– **Inputs**: Donations of food and funds, volunteer time, and community partnerships.
– **Process**: Packing and preparing meals, coordinating distribution events, and transporting meals to those in need.
– **Outputs**: Nutritious meals provided to individuals and families facing hunger.

The outputs are then evaluated, and feedback is used to improve the process and increase the organization’s impact. For example, if there is a need for more meals in a particular community, Meals of Hope can adjust its distribution strategies accordingly.


Stories from the Field

Stories from within organizations can often illustrate the concepts we’ve discussed and provide a human element to the theoretical framework. Here’s a story from Meals of Hope that showcases the power of collective goals and the impact an organization can have:

“One of our long-time volunteers, Sarah, shared a story that highlighted the impact of our collective efforts. She recalled a particular meal distribution event where a young boy and his mother received a week’s worth of meals. The boy, who had been too shy to speak, approached Sarah as they were leaving and gave her a drawing he had made. It depicted a happy family enjoying a meal together, and he wrote, ‘Thank you for helping us smile again.’ This story reminded us all why we do what we do and how our organization’s collective goal of fighting hunger has a direct impact on the lives of those we serve.”



“Organization is social arrangement for controlled performance of collective goals with identifiable boundary “

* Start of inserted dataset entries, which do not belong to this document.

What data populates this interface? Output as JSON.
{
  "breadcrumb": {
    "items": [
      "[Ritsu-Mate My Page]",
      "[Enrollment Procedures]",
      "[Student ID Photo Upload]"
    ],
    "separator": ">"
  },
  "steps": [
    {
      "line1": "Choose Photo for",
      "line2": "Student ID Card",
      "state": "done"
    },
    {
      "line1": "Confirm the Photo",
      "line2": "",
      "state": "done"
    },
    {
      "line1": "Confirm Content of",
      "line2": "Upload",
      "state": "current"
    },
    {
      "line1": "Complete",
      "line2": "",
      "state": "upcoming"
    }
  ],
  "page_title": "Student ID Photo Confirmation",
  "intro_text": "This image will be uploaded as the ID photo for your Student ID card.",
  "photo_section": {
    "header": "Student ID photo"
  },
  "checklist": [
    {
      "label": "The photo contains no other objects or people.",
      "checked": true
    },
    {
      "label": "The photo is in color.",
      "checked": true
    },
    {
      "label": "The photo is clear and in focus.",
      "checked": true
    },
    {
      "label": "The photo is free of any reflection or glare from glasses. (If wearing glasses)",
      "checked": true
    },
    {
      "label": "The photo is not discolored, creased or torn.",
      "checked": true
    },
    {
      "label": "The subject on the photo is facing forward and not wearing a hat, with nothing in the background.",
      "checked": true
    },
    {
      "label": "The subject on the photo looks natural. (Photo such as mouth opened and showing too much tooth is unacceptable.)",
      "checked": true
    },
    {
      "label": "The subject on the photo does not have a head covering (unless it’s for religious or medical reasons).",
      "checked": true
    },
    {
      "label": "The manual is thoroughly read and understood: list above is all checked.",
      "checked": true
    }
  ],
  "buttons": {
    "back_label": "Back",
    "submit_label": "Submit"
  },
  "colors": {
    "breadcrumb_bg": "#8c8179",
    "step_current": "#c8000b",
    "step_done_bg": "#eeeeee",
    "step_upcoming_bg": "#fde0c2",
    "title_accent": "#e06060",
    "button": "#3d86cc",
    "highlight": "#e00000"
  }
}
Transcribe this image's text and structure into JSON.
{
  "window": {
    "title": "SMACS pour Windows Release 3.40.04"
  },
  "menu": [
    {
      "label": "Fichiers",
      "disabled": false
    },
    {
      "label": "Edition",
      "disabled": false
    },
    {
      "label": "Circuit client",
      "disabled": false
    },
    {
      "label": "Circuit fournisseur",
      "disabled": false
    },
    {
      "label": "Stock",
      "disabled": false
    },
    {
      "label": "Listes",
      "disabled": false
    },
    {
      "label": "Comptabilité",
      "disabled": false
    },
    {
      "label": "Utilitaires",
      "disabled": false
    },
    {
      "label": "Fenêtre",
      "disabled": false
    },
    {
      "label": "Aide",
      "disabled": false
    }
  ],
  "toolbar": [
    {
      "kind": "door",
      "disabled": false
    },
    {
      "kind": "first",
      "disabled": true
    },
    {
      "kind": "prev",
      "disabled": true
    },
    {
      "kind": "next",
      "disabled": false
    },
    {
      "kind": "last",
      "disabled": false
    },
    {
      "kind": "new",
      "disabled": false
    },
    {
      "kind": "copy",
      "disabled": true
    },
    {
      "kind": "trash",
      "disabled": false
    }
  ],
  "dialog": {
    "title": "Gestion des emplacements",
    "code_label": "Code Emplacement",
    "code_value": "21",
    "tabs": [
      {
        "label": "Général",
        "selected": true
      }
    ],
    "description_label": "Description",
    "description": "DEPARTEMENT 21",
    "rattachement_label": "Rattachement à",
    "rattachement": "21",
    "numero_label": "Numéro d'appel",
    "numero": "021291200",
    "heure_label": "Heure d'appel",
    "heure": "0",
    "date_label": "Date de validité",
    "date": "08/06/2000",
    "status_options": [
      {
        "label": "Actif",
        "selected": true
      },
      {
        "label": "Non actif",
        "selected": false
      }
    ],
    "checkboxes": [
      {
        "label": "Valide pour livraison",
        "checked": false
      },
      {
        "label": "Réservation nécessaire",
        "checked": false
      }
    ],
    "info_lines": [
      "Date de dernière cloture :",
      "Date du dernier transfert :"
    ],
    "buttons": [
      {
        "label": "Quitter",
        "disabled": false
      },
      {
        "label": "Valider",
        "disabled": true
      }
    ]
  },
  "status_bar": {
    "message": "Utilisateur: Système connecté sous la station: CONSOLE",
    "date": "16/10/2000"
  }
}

What is organization?

 Organization is gathering of people but different from other social gatherings because it is formalized up to certain extent. It has collective goals to achieve for which members of organization put their efforts in same direction and parameters are set to check out achievement of these goals, and prominently it has boundary which separates organization from environment.

System Approach for organization

According to this approach, organizations act as system, in which input is feed and processing is made and then output in obtained. Organization take inputs from the environment and then process it and converts them in outputs which are marketed again in an environment

The system can be of 2 types

  • Closed system  : not influenced by environment, all inputs and output is internally managed
  • Open system   :interact with environment, take input from environment, process it and convert them into output to get distributed in environment



Organizations are a fundamental part of our society, and understanding their structure and function is essential for students and aspiring professionals. By recognizing the key elements that define an organization, we can better appreciate the complex social arrangements that make up our world. Whether it’s a sports team striving for victory or a non-profit fighting hunger, organizations bring people together to achieve collective goals and make a lasting impact.